▶ WORK REQUIRED
Show, in full, each line of the data that contains "Track".

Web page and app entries
○ ○ ○ ○

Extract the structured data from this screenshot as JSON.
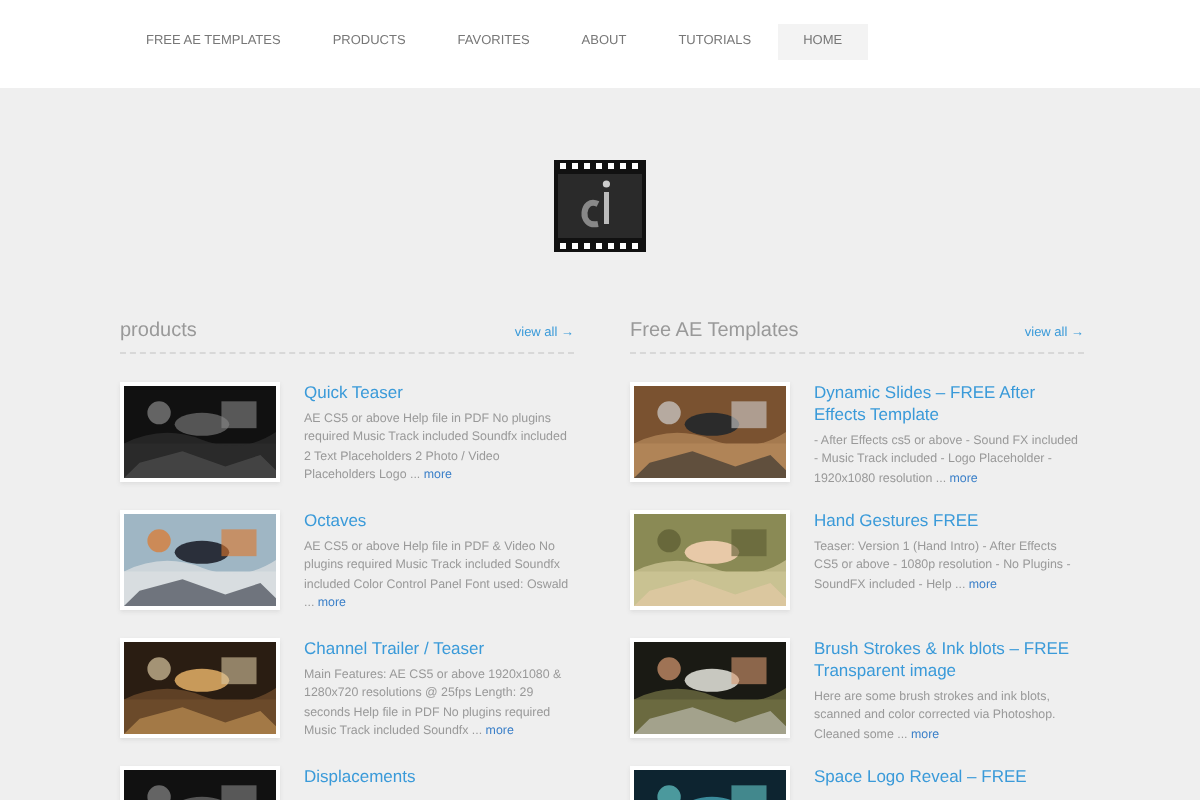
{
  "nav": [
    {
      "label": "FREE AE TEMPLATES",
      "selected": false
    },
    {
      "label": "PRODUCTS",
      "selected": false
    },
    {
      "label": "FAVORITES",
      "selected": false
    },
    {
      "label": "ABOUT",
      "selected": false
    },
    {
      "label": "TUTORIALS",
      "selected": false
    },
    {
      "label": "HOME",
      "selected": true
    }
  ],
  "sections": [
    {
      "title": "products",
      "view_all": "view all →",
      "items": [
        {
          "title": "Quick Teaser",
          "description": "AE CS5 or above Help file in PDF No plugins required Music Track included Soundfx included 2 Text Placeholders 2 Photo / Video Placeholders Logo ...",
          "more": "more"
        },
        {
          "title": "Octaves",
          "description": "AE CS5 or above Help file in PDF & Video No plugins required Music Track included Soundfx included Color Control Panel Font used: Oswald ...",
          "more": "more"
        },
        {
          "title": "Channel Trailer / Teaser",
          "description": "Main Features: AE CS5 or above 1920x1080 & 1280x720 resolutions @ 25fps Length: 29 seconds Help file in PDF No plugins required Music Track included Soundfx ...",
          "more": "more"
        },
        {
          "title": "Displacements"
        }
      ]
    },
    {
      "title": "Free AE Templates",
      "view_all": "view all →",
      "items": [
        {
          "title": "Dynamic Slides – FREE After Effects Template",
          "description": "- After Effects cs5 or above - Sound FX included - Music Track included - Logo Placeholder - 1920x1080 resolution ...",
          "more": "more"
        },
        {
          "title": "Hand Gestures FREE",
          "description": "Teaser:  Version 1 (Hand Intro) - After Effects CS5 or above - 1080p resolution - No Plugins - SoundFX included - Help ...",
          "more": "more"
        },
        {
          "title": "Brush Strokes & Ink blots – FREE Transparent image",
          "description": "Here are some brush strokes and ink blots, scanned and color corrected via Photoshop. Cleaned some ...",
          "more": "more"
        },
        {
          "title": "Space Logo Reveal – FREE"
        }
      ]
    }
  ]
}
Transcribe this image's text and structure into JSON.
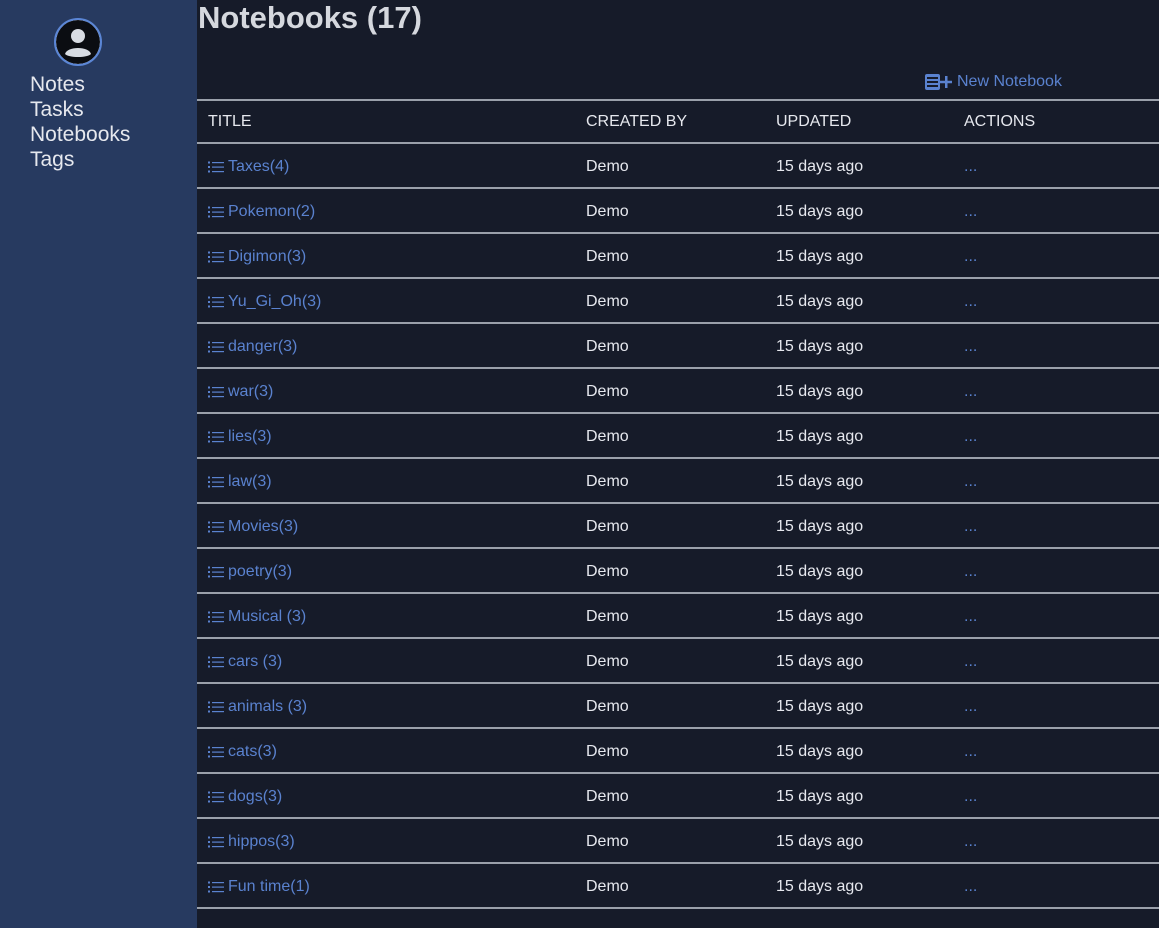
{
  "sidebar": {
    "avatar_icon": "user-circle-icon",
    "nav": [
      {
        "label": "Notes"
      },
      {
        "label": "Tasks"
      },
      {
        "label": "Notebooks"
      },
      {
        "label": "Tags"
      }
    ]
  },
  "main": {
    "title": "Notebooks (17)",
    "new_notebook": {
      "label": "New Notebook",
      "icon": "add-notebook-icon"
    },
    "columns": [
      "TITLE",
      "CREATED BY",
      "UPDATED",
      "ACTIONS"
    ],
    "rows": [
      {
        "title": "Taxes(4)",
        "created_by": "Demo",
        "updated": "15 days ago",
        "actions": "..."
      },
      {
        "title": "Pokemon(2)",
        "created_by": "Demo",
        "updated": "15 days ago",
        "actions": "..."
      },
      {
        "title": "Digimon(3)",
        "created_by": "Demo",
        "updated": "15 days ago",
        "actions": "..."
      },
      {
        "title": "Yu_Gi_Oh(3)",
        "created_by": "Demo",
        "updated": "15 days ago",
        "actions": "..."
      },
      {
        "title": "danger(3)",
        "created_by": "Demo",
        "updated": "15 days ago",
        "actions": "..."
      },
      {
        "title": "war(3)",
        "created_by": "Demo",
        "updated": "15 days ago",
        "actions": "..."
      },
      {
        "title": "lies(3)",
        "created_by": "Demo",
        "updated": "15 days ago",
        "actions": "..."
      },
      {
        "title": "law(3)",
        "created_by": "Demo",
        "updated": "15 days ago",
        "actions": "..."
      },
      {
        "title": "Movies(3)",
        "created_by": "Demo",
        "updated": "15 days ago",
        "actions": "..."
      },
      {
        "title": "poetry(3)",
        "created_by": "Demo",
        "updated": "15 days ago",
        "actions": "..."
      },
      {
        "title": "Musical (3)",
        "created_by": "Demo",
        "updated": "15 days ago",
        "actions": "..."
      },
      {
        "title": "cars (3)",
        "created_by": "Demo",
        "updated": "15 days ago",
        "actions": "..."
      },
      {
        "title": "animals (3)",
        "created_by": "Demo",
        "updated": "15 days ago",
        "actions": "..."
      },
      {
        "title": "cats(3)",
        "created_by": "Demo",
        "updated": "15 days ago",
        "actions": "..."
      },
      {
        "title": "dogs(3)",
        "created_by": "Demo",
        "updated": "15 days ago",
        "actions": "..."
      },
      {
        "title": "hippos(3)",
        "created_by": "Demo",
        "updated": "15 days ago",
        "actions": "..."
      },
      {
        "title": "Fun time(1)",
        "created_by": "Demo",
        "updated": "15 days ago",
        "actions": "..."
      }
    ],
    "row_icon": "list-icon"
  },
  "colors": {
    "sidebar_bg": "#273a60",
    "main_bg": "#161b29",
    "accent": "#5a82cf",
    "text": "#e6e8ee"
  }
}
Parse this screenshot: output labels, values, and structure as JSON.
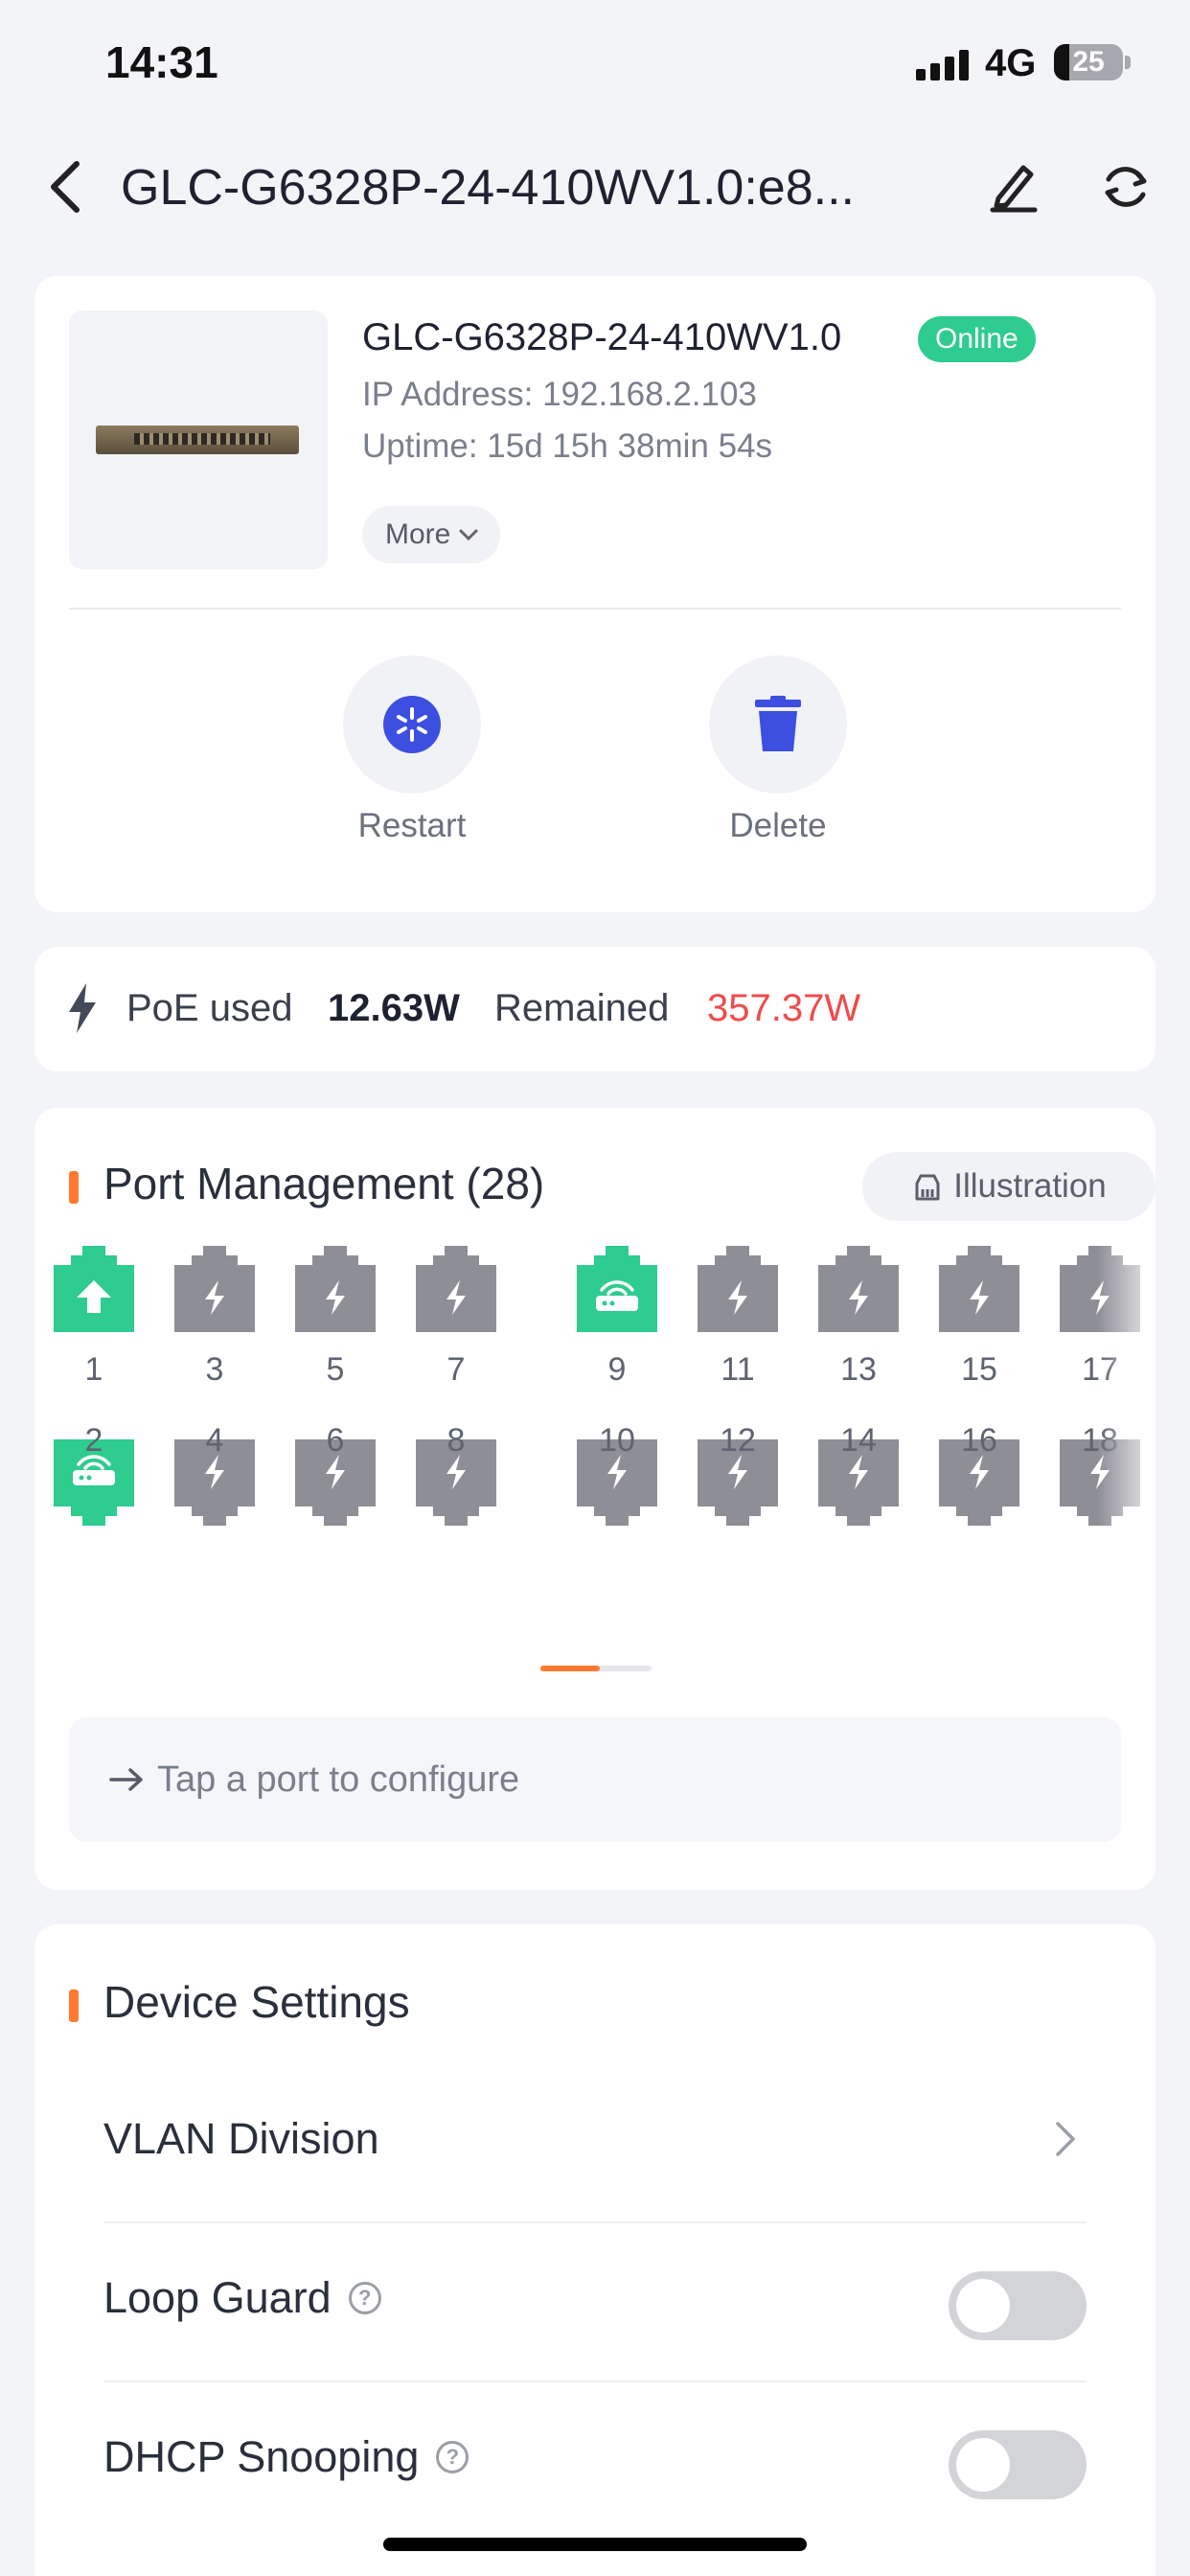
{
  "status_bar": {
    "time": "14:31",
    "network": "4G",
    "battery": "25"
  },
  "header": {
    "title": "GLC-G6328P-24-410WV1.0:e8..."
  },
  "device": {
    "name": "GLC-G6328P-24-410WV1.0",
    "status": "Online",
    "ip": "IP Address: 192.168.2.103",
    "uptime": "Uptime: 15d 15h 38min 54s",
    "more_label": "More",
    "actions": {
      "restart": "Restart",
      "delete": "Delete"
    }
  },
  "poe": {
    "used_label": "PoE used",
    "used_value": "12.63W",
    "remained_label": "Remained",
    "remained_value": "357.37W"
  },
  "ports_section": {
    "title": "Port Management (28)",
    "illustration_label": "Illustration",
    "top_row": [
      {
        "num": "1",
        "state": "uplink"
      },
      {
        "num": "3",
        "state": "poe"
      },
      {
        "num": "5",
        "state": "poe"
      },
      {
        "num": "7",
        "state": "poe"
      },
      {
        "num": "9",
        "state": "connected"
      },
      {
        "num": "11",
        "state": "poe"
      },
      {
        "num": "13",
        "state": "poe"
      },
      {
        "num": "15",
        "state": "poe"
      },
      {
        "num": "17",
        "state": "poe"
      }
    ],
    "bottom_row": [
      {
        "num": "2",
        "state": "connected"
      },
      {
        "num": "4",
        "state": "poe"
      },
      {
        "num": "6",
        "state": "poe"
      },
      {
        "num": "8",
        "state": "poe"
      },
      {
        "num": "10",
        "state": "poe"
      },
      {
        "num": "12",
        "state": "poe"
      },
      {
        "num": "14",
        "state": "poe"
      },
      {
        "num": "16",
        "state": "poe"
      },
      {
        "num": "18",
        "state": "poe"
      }
    ],
    "hint": "Tap a port to configure"
  },
  "settings_section": {
    "title": "Device Settings",
    "items": [
      {
        "label": "VLAN Division",
        "control": "chevron"
      },
      {
        "label": "Loop Guard",
        "control": "toggle",
        "on": false
      },
      {
        "label": "DHCP Snooping",
        "control": "toggle",
        "on": false
      }
    ]
  },
  "colors": {
    "accent": "#FF7A30",
    "online": "#2ECC8F",
    "port_active": "#2ECC8F",
    "port_idle": "#8E8F96",
    "remained": "#F04B4B",
    "icon_blue": "#3D4FE0"
  }
}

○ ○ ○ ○

▶ ANSWER TO THE EXERCISE
          "description": "AE CS5 or above Help file in PDF No plugins required Music Track included Soundfx included 2 Text Placeholders 2 Photo / Video Placeholders Logo ...",
          "description": "AE CS5 or above Help file in PDF & Video No plugins required Music Track included Soundfx included Color Control Panel Font used: Oswald ...",
          "description": "Main Features: AE CS5 or above 1920x1080 & 1280x720 resolutions @ 25fps Length: 29 seconds Help file in PDF No plugins required Music Track included Soundfx ...",
          "description": "- After Effects cs5 or above - Sound FX included - Music Track included - Logo Placeholder - 1920x1080 resolution ...",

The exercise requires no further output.